### To do:
Every record is to be printed exactly as it appears.
───── Information given ─────
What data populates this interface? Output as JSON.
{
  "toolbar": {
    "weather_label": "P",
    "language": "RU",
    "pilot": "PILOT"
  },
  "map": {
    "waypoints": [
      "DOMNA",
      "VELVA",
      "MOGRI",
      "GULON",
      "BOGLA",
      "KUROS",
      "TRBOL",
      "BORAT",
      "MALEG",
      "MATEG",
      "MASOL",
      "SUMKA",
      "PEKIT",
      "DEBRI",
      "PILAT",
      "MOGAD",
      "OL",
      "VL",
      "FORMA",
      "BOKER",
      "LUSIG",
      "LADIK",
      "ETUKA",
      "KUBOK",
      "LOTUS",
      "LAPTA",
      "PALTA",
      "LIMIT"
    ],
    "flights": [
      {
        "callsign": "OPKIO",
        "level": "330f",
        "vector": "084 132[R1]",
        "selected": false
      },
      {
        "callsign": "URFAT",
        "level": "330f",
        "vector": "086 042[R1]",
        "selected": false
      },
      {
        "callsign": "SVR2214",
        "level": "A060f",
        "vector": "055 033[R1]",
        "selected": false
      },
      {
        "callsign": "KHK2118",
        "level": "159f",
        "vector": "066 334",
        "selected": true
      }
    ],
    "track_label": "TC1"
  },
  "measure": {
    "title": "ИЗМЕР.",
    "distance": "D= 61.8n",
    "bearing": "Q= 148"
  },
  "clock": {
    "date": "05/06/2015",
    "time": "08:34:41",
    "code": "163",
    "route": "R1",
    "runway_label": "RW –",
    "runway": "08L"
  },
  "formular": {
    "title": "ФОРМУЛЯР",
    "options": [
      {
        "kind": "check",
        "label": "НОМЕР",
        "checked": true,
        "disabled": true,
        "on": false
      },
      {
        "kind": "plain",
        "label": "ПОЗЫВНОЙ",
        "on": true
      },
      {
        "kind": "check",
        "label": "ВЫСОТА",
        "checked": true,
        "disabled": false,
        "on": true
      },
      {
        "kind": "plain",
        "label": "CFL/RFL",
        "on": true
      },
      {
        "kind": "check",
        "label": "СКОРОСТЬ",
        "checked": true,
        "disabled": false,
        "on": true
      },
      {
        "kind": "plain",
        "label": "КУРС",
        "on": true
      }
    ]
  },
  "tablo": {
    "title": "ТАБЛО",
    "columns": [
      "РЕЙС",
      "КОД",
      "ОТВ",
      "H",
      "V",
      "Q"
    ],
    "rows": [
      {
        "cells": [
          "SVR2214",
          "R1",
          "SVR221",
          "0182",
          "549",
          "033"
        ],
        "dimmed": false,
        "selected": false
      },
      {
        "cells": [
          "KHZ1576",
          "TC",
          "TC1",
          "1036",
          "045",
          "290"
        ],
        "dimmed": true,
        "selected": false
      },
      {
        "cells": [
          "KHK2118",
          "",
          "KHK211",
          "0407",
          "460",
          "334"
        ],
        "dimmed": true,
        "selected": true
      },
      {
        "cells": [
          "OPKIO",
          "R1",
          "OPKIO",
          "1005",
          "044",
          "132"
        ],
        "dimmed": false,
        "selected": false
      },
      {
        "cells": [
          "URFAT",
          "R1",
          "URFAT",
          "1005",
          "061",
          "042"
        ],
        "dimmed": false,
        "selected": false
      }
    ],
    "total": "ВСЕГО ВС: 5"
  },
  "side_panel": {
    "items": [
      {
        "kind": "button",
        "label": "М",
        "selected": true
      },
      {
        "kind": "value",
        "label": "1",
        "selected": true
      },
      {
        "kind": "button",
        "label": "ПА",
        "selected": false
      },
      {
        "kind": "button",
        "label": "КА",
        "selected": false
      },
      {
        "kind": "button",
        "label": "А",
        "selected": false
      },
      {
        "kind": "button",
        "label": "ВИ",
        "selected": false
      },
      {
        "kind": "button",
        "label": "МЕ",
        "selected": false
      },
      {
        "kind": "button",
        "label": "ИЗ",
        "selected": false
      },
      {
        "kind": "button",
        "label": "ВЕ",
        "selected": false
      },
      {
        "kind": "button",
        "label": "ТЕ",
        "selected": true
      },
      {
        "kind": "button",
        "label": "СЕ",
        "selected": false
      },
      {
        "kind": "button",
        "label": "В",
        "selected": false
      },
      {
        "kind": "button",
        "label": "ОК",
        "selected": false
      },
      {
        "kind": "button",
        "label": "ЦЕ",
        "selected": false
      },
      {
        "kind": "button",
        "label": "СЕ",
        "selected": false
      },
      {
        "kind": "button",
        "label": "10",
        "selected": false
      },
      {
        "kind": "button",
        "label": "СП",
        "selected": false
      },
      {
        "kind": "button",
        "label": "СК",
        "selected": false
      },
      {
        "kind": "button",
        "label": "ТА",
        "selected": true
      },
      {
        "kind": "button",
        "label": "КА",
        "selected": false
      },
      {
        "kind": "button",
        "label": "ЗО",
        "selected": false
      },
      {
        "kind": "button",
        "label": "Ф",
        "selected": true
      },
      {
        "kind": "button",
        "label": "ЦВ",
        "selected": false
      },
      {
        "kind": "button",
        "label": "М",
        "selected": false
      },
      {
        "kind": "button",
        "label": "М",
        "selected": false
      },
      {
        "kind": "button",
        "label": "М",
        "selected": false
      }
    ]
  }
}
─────
### Result of the task:
What data populates this interface? Output as JSON.
{
  "toolbar": {
    "weather_label": "P",
    "language": "RU",
    "pilot": "PILOT"
  },
  "map": {
    "waypoints": [
      "DOMNA",
      "VELVA",
      "MOGRI",
      "GULON",
      "BOGLA",
      "KUROS",
      "TRBOL",
      "BORAT",
      "MALEG",
      "MATEG",
      "MASOL",
      "SUMKA",
      "PEKIT",
      "DEBRI",
      "PILAT",
      "MOGAD",
      "OL",
      "VL",
      "FORMA",
      "BOKER",
      "LUSIG",
      "LADIK",
      "ETUKA",
      "KUBOK",
      "LOTUS",
      "LAPTA",
      "PALTA",
      "LIMIT"
    ],
    "flights": [
      {
        "callsign": "OPKIO",
        "level": "330f",
        "vector": "084 132[R1]",
        "selected": false
      },
      {
        "callsign": "URFAT",
        "level": "330f",
        "vector": "086 042[R1]",
        "selected": false
      },
      {
        "callsign": "SVR2214",
        "level": "A060f",
        "vector": "055 033[R1]",
        "selected": false
      },
      {
        "callsign": "KHK2118",
        "level": "159f",
        "vector": "066 334",
        "selected": true
      }
    ],
    "track_label": "TC1"
  },
  "measure": {
    "title": "ИЗМЕР.",
    "distance": "D= 61.8n",
    "bearing": "Q= 148"
  },
  "clock": {
    "date": "05/06/2015",
    "time": "08:34:41",
    "code": "163",
    "route": "R1",
    "runway_label": "RW –",
    "runway": "08L"
  },
  "formular": {
    "title": "ФОРМУЛЯР",
    "options": [
      {
        "kind": "check",
        "label": "НОМЕР",
        "checked": true,
        "disabled": true,
        "on": false
      },
      {
        "kind": "plain",
        "label": "ПОЗЫВНОЙ",
        "on": true
      },
      {
        "kind": "check",
        "label": "ВЫСОТА",
        "checked": true,
        "disabled": false,
        "on": true
      },
      {
        "kind": "plain",
        "label": "CFL/RFL",
        "on": true
      },
      {
        "kind": "check",
        "label": "СКОРОСТЬ",
        "checked": true,
        "disabled": false,
        "on": true
      },
      {
        "kind": "plain",
        "label": "КУРС",
        "on": true
      }
    ]
  },
  "tablo": {
    "title": "ТАБЛО",
    "columns": [
      "РЕЙС",
      "КОД",
      "ОТВ",
      "H",
      "V",
      "Q"
    ],
    "rows": [
      {
        "cells": [
          "SVR2214",
          "R1",
          "SVR221",
          "0182",
          "549",
          "033"
        ],
        "dimmed": false,
        "selected": false
      },
      {
        "cells": [
          "KHZ1576",
          "TC",
          "TC1",
          "1036",
          "045",
          "290"
        ],
        "dimmed": true,
        "selected": false
      },
      {
        "cells": [
          "KHK2118",
          "",
          "KHK211",
          "0407",
          "460",
          "334"
        ],
        "dimmed": true,
        "selected": true
      },
      {
        "cells": [
          "OPKIO",
          "R1",
          "OPKIO",
          "1005",
          "044",
          "132"
        ],
        "dimmed": false,
        "selected": false
      },
      {
        "cells": [
          "URFAT",
          "R1",
          "URFAT",
          "1005",
          "061",
          "042"
        ],
        "dimmed": false,
        "selected": false
      }
    ],
    "total": "ВСЕГО ВС: 5"
  },
  "side_panel": {
    "items": [
      {
        "kind": "button",
        "label": "М",
        "selected": true
      },
      {
        "kind": "value",
        "label": "1",
        "selected": true
      },
      {
        "kind": "button",
        "label": "ПА",
        "selected": false
      },
      {
        "kind": "button",
        "label": "КА",
        "selected": false
      },
      {
        "kind": "button",
        "label": "А",
        "selected": false
      },
      {
        "kind": "button",
        "label": "ВИ",
        "selected": false
      },
      {
        "kind": "button",
        "label": "МЕ",
        "selected": false
      },
      {
        "kind": "button",
        "label": "ИЗ",
        "selected": false
      },
      {
        "kind": "button",
        "label": "ВЕ",
        "selected": false
      },
      {
        "kind": "button",
        "label": "ТЕ",
        "selected": true
      },
      {
        "kind": "button",
        "label": "СЕ",
        "selected": false
      },
      {
        "kind": "button",
        "label": "В",
        "selected": false
      },
      {
        "kind": "button",
        "label": "ОК",
        "selected": false
      },
      {
        "kind": "button",
        "label": "ЦЕ",
        "selected": false
      },
      {
        "kind": "button",
        "label": "СЕ",
        "selected": false
      },
      {
        "kind": "button",
        "label": "10",
        "selected": false
      },
      {
        "kind": "button",
        "label": "СП",
        "selected": false
      },
      {
        "kind": "button",
        "label": "СК",
        "selected": false
      },
      {
        "kind": "button",
        "label": "ТА",
        "selected": true
      },
      {
        "kind": "button",
        "label": "КА",
        "selected": false
      },
      {
        "kind": "button",
        "label": "ЗО",
        "selected": false
      },
      {
        "kind": "button",
        "label": "Ф",
        "selected": true
      },
      {
        "kind": "button",
        "label": "ЦВ",
        "selected": false
      },
      {
        "kind": "button",
        "label": "М",
        "selected": false
      },
      {
        "kind": "button",
        "label": "М",
        "selected": false
      },
      {
        "kind": "button",
        "label": "М",
        "selected": false
      }
    ]
  }
}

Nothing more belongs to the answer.